> _Assigned task_:
Copy out each line from the material where the word "screenshot" is found.

> _Exercise data_:
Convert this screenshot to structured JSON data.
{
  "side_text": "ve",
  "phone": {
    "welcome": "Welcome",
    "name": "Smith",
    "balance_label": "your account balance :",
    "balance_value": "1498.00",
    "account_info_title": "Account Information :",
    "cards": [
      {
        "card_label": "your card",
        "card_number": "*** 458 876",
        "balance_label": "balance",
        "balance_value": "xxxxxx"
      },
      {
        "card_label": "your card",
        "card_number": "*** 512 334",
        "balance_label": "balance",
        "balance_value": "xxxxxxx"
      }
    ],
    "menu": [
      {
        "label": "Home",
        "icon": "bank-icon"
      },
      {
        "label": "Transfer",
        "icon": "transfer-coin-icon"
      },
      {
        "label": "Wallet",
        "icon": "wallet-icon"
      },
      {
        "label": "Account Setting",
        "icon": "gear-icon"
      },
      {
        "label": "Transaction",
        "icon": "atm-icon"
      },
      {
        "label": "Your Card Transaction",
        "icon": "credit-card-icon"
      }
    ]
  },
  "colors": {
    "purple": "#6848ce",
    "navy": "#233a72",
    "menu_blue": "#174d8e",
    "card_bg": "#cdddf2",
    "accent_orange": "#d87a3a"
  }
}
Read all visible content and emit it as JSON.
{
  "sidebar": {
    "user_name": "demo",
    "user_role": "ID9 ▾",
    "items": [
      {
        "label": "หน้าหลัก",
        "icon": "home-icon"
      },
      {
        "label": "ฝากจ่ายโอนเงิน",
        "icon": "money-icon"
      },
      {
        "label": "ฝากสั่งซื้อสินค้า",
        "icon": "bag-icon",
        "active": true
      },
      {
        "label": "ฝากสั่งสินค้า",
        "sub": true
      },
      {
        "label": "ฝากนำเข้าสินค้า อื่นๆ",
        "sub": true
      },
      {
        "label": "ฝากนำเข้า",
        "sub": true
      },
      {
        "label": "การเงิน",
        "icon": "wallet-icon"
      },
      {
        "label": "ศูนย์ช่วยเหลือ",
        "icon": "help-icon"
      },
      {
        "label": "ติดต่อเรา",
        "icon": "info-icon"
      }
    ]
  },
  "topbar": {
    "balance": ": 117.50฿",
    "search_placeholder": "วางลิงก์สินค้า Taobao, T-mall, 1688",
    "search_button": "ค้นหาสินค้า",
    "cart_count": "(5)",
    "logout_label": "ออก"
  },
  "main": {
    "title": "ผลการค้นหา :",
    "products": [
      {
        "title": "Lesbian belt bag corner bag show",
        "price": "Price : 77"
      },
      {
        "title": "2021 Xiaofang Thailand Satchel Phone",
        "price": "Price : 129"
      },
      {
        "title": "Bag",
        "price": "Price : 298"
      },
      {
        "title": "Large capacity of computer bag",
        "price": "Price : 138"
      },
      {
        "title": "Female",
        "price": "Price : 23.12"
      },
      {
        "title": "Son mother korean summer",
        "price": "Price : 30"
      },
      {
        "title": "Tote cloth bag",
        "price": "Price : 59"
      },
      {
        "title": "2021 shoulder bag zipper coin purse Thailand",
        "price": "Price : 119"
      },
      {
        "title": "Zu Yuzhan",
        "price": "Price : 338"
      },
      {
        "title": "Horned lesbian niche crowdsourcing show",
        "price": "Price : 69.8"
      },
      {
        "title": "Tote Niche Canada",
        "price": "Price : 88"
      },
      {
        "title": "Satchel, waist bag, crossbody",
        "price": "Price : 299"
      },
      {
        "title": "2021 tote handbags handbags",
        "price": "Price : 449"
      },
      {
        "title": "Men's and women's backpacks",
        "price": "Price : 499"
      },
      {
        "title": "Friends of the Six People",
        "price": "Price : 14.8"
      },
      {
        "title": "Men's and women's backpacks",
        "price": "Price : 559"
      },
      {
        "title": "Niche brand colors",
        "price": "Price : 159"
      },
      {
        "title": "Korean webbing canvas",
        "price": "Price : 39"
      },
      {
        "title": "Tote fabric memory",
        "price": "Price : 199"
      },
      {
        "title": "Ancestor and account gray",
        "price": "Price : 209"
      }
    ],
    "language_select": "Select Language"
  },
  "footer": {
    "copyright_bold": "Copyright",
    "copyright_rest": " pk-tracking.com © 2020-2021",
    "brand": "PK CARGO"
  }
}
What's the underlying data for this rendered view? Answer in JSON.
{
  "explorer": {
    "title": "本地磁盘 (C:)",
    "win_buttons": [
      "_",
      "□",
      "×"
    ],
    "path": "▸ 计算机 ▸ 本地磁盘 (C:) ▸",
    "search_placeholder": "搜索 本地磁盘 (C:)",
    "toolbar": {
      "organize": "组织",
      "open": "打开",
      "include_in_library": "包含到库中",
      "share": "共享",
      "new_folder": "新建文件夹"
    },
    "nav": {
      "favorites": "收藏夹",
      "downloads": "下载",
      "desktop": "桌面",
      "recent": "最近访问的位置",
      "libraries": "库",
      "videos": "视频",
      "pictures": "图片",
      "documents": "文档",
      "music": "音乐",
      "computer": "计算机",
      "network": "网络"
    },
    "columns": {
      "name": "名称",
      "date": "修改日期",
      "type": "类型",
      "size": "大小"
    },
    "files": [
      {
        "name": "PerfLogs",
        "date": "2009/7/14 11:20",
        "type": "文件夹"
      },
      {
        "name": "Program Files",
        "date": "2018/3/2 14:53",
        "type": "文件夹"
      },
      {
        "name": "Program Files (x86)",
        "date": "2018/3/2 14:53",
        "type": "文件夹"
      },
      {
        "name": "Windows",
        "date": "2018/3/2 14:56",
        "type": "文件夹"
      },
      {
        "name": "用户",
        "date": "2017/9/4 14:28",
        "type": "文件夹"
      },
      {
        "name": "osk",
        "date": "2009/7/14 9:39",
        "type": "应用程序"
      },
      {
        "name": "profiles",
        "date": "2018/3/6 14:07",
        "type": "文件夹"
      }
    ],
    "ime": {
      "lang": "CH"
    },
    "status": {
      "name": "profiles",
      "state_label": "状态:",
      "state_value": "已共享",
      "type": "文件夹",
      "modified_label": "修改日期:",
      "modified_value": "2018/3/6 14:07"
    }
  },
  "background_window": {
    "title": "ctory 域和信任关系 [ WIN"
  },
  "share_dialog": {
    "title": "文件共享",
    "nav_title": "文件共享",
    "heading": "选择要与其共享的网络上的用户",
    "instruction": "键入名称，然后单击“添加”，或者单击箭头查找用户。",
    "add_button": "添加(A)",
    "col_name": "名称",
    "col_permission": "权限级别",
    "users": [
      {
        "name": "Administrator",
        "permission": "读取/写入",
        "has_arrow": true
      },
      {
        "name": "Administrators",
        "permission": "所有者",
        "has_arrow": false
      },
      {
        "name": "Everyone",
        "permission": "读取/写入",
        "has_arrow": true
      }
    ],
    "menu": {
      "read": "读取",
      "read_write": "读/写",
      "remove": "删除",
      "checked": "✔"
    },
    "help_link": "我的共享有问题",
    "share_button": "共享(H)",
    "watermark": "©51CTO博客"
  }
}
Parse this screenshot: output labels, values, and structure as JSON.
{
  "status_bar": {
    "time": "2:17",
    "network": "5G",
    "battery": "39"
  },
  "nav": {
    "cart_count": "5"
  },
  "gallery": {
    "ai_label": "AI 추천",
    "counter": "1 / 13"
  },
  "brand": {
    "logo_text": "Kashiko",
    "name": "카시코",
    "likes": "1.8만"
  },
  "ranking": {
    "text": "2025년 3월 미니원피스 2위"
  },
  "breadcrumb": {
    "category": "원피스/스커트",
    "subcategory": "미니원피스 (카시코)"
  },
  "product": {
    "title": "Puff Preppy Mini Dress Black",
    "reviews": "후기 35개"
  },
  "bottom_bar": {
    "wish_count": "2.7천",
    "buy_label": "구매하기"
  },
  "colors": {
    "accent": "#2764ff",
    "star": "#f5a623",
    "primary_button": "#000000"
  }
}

> _Task solution_:
Convert this screenshot to structured JSON data.
Parse this screenshot: output labels, values, and structure as JSON.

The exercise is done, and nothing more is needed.